EXERCISE BRIEF » Print the records again, matching each line exactly.
INPUT DATA below:
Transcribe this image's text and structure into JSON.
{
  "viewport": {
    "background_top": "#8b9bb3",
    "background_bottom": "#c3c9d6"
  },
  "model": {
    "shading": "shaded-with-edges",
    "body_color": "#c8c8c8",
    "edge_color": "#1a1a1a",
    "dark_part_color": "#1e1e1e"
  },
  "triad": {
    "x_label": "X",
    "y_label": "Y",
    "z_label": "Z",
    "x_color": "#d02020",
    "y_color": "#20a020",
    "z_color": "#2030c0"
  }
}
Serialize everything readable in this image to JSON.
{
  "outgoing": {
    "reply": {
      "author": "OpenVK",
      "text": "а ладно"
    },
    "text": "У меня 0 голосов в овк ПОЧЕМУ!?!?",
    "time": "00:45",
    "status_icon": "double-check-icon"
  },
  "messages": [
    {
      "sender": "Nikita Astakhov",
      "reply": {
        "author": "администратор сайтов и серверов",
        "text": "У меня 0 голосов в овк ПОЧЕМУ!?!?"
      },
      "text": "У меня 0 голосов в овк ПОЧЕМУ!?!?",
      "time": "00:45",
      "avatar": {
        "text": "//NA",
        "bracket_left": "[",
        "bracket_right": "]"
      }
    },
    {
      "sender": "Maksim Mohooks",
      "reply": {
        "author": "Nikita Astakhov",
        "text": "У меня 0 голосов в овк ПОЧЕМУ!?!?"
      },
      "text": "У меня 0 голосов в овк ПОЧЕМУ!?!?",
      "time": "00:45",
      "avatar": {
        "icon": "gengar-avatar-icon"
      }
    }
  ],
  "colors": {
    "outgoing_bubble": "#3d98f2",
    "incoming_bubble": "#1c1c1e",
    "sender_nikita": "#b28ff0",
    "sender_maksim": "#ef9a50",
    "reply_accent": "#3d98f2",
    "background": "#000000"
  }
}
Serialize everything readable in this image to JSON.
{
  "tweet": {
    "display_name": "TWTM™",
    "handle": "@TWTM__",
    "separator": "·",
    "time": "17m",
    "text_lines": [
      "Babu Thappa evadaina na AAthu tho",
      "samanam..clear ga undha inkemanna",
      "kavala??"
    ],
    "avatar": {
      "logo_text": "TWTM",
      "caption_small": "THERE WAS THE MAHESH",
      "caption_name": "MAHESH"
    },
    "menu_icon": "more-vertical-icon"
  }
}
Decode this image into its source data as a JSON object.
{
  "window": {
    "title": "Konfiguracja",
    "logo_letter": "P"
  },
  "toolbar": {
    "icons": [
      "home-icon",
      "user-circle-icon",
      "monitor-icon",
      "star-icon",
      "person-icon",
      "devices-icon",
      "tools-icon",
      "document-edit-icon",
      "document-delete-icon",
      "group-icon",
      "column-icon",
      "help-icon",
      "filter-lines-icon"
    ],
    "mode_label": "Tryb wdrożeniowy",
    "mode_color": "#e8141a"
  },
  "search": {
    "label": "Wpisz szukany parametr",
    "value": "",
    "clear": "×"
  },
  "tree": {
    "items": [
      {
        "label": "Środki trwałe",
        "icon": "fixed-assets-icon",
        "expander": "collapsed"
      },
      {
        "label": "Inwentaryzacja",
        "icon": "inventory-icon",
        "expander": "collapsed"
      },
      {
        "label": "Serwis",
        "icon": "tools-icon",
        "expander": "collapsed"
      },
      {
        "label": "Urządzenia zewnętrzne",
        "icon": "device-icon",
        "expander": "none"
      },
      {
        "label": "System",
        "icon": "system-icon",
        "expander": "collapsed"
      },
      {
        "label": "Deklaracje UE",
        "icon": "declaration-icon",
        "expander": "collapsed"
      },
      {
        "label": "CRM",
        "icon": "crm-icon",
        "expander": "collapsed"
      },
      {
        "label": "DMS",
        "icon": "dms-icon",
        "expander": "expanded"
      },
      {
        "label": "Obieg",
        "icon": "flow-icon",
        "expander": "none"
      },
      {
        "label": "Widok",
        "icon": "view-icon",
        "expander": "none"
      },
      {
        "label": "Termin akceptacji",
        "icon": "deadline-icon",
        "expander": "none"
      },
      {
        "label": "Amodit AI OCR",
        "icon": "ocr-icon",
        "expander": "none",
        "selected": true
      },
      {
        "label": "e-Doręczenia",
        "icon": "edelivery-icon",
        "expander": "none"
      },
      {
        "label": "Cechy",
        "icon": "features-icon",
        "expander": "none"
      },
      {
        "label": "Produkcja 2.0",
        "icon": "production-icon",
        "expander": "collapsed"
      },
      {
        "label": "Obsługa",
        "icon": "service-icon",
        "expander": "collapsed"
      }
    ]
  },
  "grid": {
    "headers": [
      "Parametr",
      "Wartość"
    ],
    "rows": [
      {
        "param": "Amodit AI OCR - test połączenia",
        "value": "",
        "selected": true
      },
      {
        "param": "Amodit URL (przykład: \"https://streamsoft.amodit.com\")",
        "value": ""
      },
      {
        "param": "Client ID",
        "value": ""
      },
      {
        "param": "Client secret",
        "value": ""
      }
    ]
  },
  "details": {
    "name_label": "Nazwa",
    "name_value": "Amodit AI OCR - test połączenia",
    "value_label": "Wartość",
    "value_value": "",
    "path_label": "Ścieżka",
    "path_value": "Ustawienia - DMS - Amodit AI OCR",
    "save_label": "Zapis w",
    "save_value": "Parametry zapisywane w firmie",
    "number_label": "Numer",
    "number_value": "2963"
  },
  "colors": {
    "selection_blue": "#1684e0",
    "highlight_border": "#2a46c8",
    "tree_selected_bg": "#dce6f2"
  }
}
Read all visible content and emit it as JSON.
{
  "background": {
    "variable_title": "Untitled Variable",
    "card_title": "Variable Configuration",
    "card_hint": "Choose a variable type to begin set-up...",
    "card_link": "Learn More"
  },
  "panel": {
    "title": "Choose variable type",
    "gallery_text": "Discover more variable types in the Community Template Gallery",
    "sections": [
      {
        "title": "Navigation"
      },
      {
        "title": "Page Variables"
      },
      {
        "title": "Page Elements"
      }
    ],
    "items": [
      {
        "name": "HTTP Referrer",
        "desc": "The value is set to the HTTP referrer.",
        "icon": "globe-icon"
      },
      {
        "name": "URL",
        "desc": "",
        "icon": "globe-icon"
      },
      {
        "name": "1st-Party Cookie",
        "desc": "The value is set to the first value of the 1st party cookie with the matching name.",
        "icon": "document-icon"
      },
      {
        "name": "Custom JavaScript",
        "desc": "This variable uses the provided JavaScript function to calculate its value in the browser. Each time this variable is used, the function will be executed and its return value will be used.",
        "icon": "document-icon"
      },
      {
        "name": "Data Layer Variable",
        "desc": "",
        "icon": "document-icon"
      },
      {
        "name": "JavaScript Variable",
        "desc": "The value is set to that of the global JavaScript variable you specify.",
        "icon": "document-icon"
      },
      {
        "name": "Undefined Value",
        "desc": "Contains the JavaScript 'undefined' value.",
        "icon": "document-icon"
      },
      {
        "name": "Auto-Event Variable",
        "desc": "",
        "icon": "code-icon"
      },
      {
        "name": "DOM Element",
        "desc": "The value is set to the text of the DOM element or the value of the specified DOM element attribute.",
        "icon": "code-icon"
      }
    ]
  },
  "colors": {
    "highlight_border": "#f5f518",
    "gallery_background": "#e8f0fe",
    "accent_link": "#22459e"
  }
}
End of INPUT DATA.
TASK SOLUTION »
Transcribe this image's text and structure into JSON.
{
  "viewport": {
    "background_top": "#8b9bb3",
    "background_bottom": "#c3c9d6"
  },
  "model": {
    "shading": "shaded-with-edges",
    "body_color": "#c8c8c8",
    "edge_color": "#1a1a1a",
    "dark_part_color": "#1e1e1e"
  },
  "triad": {
    "x_label": "X",
    "y_label": "Y",
    "z_label": "Z",
    "x_color": "#d02020",
    "y_color": "#20a020",
    "z_color": "#2030c0"
  }
}
Serialize everything readable in this image to JSON.
{
  "outgoing": {
    "reply": {
      "author": "OpenVK",
      "text": "а ладно"
    },
    "text": "У меня 0 голосов в овк ПОЧЕМУ!?!?",
    "time": "00:45",
    "status_icon": "double-check-icon"
  },
  "messages": [
    {
      "sender": "Nikita Astakhov",
      "reply": {
        "author": "администратор сайтов и серверов",
        "text": "У меня 0 голосов в овк ПОЧЕМУ!?!?"
      },
      "text": "У меня 0 голосов в овк ПОЧЕМУ!?!?",
      "time": "00:45",
      "avatar": {
        "text": "//NA",
        "bracket_left": "[",
        "bracket_right": "]"
      }
    },
    {
      "sender": "Maksim Mohooks",
      "reply": {
        "author": "Nikita Astakhov",
        "text": "У меня 0 голосов в овк ПОЧЕМУ!?!?"
      },
      "text": "У меня 0 голосов в овк ПОЧЕМУ!?!?",
      "time": "00:45",
      "avatar": {
        "icon": "gengar-avatar-icon"
      }
    }
  ],
  "colors": {
    "outgoing_bubble": "#3d98f2",
    "incoming_bubble": "#1c1c1e",
    "sender_nikita": "#b28ff0",
    "sender_maksim": "#ef9a50",
    "reply_accent": "#3d98f2",
    "background": "#000000"
  }
}
Serialize everything readable in this image to JSON.
{
  "tweet": {
    "display_name": "TWTM™",
    "handle": "@TWTM__",
    "separator": "·",
    "time": "17m",
    "text_lines": [
      "Babu Thappa evadaina na AAthu tho",
      "samanam..clear ga undha inkemanna",
      "kavala??"
    ],
    "avatar": {
      "logo_text": "TWTM",
      "caption_small": "THERE WAS THE MAHESH",
      "caption_name": "MAHESH"
    },
    "menu_icon": "more-vertical-icon"
  }
}
Decode this image into its source data as a JSON object.
{
  "window": {
    "title": "Konfiguracja",
    "logo_letter": "P"
  },
  "toolbar": {
    "icons": [
      "home-icon",
      "user-circle-icon",
      "monitor-icon",
      "star-icon",
      "person-icon",
      "devices-icon",
      "tools-icon",
      "document-edit-icon",
      "document-delete-icon",
      "group-icon",
      "column-icon",
      "help-icon",
      "filter-lines-icon"
    ],
    "mode_label": "Tryb wdrożeniowy",
    "mode_color": "#e8141a"
  },
  "search": {
    "label": "Wpisz szukany parametr",
    "value": "",
    "clear": "×"
  },
  "tree": {
    "items": [
      {
        "label": "Środki trwałe",
        "icon": "fixed-assets-icon",
        "expander": "collapsed"
      },
      {
        "label": "Inwentaryzacja",
        "icon": "inventory-icon",
        "expander": "collapsed"
      },
      {
        "label": "Serwis",
        "icon": "tools-icon",
        "expander": "collapsed"
      },
      {
        "label": "Urządzenia zewnętrzne",
        "icon": "device-icon",
        "expander": "none"
      },
      {
        "label": "System",
        "icon": "system-icon",
        "expander": "collapsed"
      },
      {
        "label": "Deklaracje UE",
        "icon": "declaration-icon",
        "expander": "collapsed"
      },
      {
        "label": "CRM",
        "icon": "crm-icon",
        "expander": "collapsed"
      },
      {
        "label": "DMS",
        "icon": "dms-icon",
        "expander": "expanded"
      },
      {
        "label": "Obieg",
        "icon": "flow-icon",
        "expander": "none"
      },
      {
        "label": "Widok",
        "icon": "view-icon",
        "expander": "none"
      },
      {
        "label": "Termin akceptacji",
        "icon": "deadline-icon",
        "expander": "none"
      },
      {
        "label": "Amodit AI OCR",
        "icon": "ocr-icon",
        "expander": "none",
        "selected": true
      },
      {
        "label": "e-Doręczenia",
        "icon": "edelivery-icon",
        "expander": "none"
      },
      {
        "label": "Cechy",
        "icon": "features-icon",
        "expander": "none"
      },
      {
        "label": "Produkcja 2.0",
        "icon": "production-icon",
        "expander": "collapsed"
      },
      {
        "label": "Obsługa",
        "icon": "service-icon",
        "expander": "collapsed"
      }
    ]
  },
  "grid": {
    "headers": [
      "Parametr",
      "Wartość"
    ],
    "rows": [
      {
        "param": "Amodit AI OCR - test połączenia",
        "value": "",
        "selected": true
      },
      {
        "param": "Amodit URL (przykład: \"https://streamsoft.amodit.com\")",
        "value": ""
      },
      {
        "param": "Client ID",
        "value": ""
      },
      {
        "param": "Client secret",
        "value": ""
      }
    ]
  },
  "details": {
    "name_label": "Nazwa",
    "name_value": "Amodit AI OCR - test połączenia",
    "value_label": "Wartość",
    "value_value": "",
    "path_label": "Ścieżka",
    "path_value": "Ustawienia - DMS - Amodit AI OCR",
    "save_label": "Zapis w",
    "save_value": "Parametry zapisywane w firmie",
    "number_label": "Numer",
    "number_value": "2963"
  },
  "colors": {
    "selection_blue": "#1684e0",
    "highlight_border": "#2a46c8",
    "tree_selected_bg": "#dce6f2"
  }
}
Read all visible content and emit it as JSON.
{
  "background": {
    "variable_title": "Untitled Variable",
    "card_title": "Variable Configuration",
    "card_hint": "Choose a variable type to begin set-up...",
    "card_link": "Learn More"
  },
  "panel": {
    "title": "Choose variable type",
    "gallery_text": "Discover more variable types in the Community Template Gallery",
    "sections": [
      {
        "title": "Navigation"
      },
      {
        "title": "Page Variables"
      },
      {
        "title": "Page Elements"
      }
    ],
    "items": [
      {
        "name": "HTTP Referrer",
        "desc": "The value is set to the HTTP referrer.",
        "icon": "globe-icon"
      },
      {
        "name": "URL",
        "desc": "",
        "icon": "globe-icon"
      },
      {
        "name": "1st-Party Cookie",
        "desc": "The value is set to the first value of the 1st party cookie with the matching name.",
        "icon": "document-icon"
      },
      {
        "name": "Custom JavaScript",
        "desc": "This variable uses the provided JavaScript function to calculate its value in the browser. Each time this variable is used, the function will be executed and its return value will be used.",
        "icon": "document-icon"
      },
      {
        "name": "Data Layer Variable",
        "desc": "",
        "icon": "document-icon"
      },
      {
        "name": "JavaScript Variable",
        "desc": "The value is set to that of the global JavaScript variable you specify.",
        "icon": "document-icon"
      },
      {
        "name": "Undefined Value",
        "desc": "Contains the JavaScript 'undefined' value.",
        "icon": "document-icon"
      },
      {
        "name": "Auto-Event Variable",
        "desc": "",
        "icon": "code-icon"
      },
      {
        "name": "DOM Element",
        "desc": "The value is set to the text of the DOM element or the value of the specified DOM element attribute.",
        "icon": "code-icon"
      }
    ]
  },
  "colors": {
    "highlight_border": "#f5f518",
    "gallery_background": "#e8f0fe",
    "accent_link": "#22459e"
  }
}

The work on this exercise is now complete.